These behaviors have led to some pretty disturbing actions implemented by nurses and other hospital staff. It has become a problem that hospital staff use chemical restraints, or sedative anti-psychotic drugs, to quiet the patient, put them to sleep, and control their behavior. A specialist in medical negligence claims has been consulted for this article, and will help explain how to create a chemical restraint-free environment as well as how to proceed when the efforts to avoid them have been unsuccessful. While treating dementia patients is difficult, using chemical restraints should be the last option, a worst case scenario that is only used in times of emergency.
Dementia is a disease that degrades parts of the brain slowly. The patient goes through a lot during this process. They lose communication skills and memories. They may feel uncomfortable and no longer have the ability to perform tasks. Incapable of understanding the environment they are in, the people get depressed because of all this. These factors not only make a person disruptive for no discernable reason, it creates a situation that makes it easy for nurses and other staff to solve the solution with chemical restraints. However, this is not a solution without consequences.
Not surprisingly, research has shown that this is not good for the patients who are already confused, frightened by the hospital environment, and acting out because of these factors. Often the staff at the location use anti-psychotic drugs to calm them down, which isn't what these patients need to be treated with. When a person who has no use for anti-psychotic drugs, it does not help their mental state. This does more harm than good, a dementia patient's mental chemistry is very fragile.
Staff treating these patients seem to have a negative outlook on the issue. Dementia is incurable, and they perceive that calming the patient and creating a quiet space for themselves and the other patients is worth doing so against their will. Yet creating a less independent dementia patient is not treating them, it is simply making the situation easier for the staff. The use of chemical restraints exacerbates the patient's symptoms, and can accelerate the disease. Not only is using chemical restraints bad for the patients, it is immoral.
Creating Restraint-Free Environments

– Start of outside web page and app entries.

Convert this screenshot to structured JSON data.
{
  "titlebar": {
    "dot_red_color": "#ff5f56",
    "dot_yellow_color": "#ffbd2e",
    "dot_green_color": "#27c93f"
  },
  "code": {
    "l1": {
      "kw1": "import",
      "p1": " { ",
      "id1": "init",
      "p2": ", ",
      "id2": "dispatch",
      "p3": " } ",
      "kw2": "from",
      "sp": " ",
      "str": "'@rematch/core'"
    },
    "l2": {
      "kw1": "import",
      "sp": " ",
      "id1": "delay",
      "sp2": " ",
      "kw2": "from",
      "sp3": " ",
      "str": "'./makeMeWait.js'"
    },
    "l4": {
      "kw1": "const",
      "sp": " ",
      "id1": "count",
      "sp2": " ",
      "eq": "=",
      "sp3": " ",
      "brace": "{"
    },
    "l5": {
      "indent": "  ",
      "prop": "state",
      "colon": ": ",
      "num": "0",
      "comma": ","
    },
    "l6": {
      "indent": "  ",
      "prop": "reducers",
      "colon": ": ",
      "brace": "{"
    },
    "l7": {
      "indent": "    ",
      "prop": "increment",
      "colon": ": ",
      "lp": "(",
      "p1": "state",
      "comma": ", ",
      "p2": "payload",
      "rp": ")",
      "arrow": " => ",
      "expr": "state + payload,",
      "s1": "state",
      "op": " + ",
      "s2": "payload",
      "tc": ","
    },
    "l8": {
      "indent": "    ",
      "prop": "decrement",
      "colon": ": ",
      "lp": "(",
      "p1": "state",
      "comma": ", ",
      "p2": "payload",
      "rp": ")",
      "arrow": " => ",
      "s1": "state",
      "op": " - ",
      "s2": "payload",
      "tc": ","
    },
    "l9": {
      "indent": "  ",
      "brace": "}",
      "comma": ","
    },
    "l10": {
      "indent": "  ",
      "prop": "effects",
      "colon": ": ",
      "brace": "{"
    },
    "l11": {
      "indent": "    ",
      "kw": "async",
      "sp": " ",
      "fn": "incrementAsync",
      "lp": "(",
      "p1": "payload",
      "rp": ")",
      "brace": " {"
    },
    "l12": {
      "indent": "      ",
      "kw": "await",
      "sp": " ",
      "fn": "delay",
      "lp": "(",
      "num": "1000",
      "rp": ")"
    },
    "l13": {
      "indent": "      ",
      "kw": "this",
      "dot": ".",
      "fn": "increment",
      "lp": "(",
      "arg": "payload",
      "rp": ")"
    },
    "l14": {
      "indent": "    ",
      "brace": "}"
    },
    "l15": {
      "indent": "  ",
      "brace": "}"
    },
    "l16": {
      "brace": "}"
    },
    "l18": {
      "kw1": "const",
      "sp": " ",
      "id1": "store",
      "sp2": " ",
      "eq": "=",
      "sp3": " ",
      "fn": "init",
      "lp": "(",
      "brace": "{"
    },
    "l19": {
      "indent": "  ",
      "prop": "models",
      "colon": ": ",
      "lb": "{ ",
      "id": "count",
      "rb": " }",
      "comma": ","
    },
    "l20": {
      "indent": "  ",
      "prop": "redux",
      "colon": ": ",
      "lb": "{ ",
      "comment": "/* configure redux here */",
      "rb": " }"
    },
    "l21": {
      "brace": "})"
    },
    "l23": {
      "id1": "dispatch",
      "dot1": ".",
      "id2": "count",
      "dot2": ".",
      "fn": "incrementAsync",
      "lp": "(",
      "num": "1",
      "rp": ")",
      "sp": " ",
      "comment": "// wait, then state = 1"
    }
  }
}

To create restraint-free environments, a few things need to be done. For the family of dementia patients, it is key that they are present to ensure that chemical restraints are not being used on their loved one. Staff have even noted that they use chemical restraints to calm patients because the family isn't around to help provide insight into what is happening. The family can't be there at all times, but it significantly helps the situation to know what is going on. A family member may notice that their relative may be sedated, quiet, and out of it. This can help prevent the use of chemical restraints in the future by bringing up the issue or moving the relative to a different facility.
However, training staff is the most important aspect of creating a restraint-free environment. Communication is key in thoughtful ways to deal with difficult behaviours. Providing an adequate treatment environment is the first step in treating disruptive patients. If a behaviour persists, it is best for staff to communicate with the family and their supervisors in order to find a proper solution. If, in the event of an emergency a chemical or physical restraint must be used, it should be for the shortest viable amount of time and treatment returned to the regular regimen as soon as possible. Research has shown that nurses, doctors, and other staff are not properly trained on specific communication skills for patients with dementia. It's absolutely crucial that this training is provided for anyone treating patients with dementia.
Creating a restraint-free environment is necessary to successful treat dementia until a real, lasting cure can be found. Until then, staff need to do what is best for their patients.
Article contributed by Juan Vittori - contains external pdf links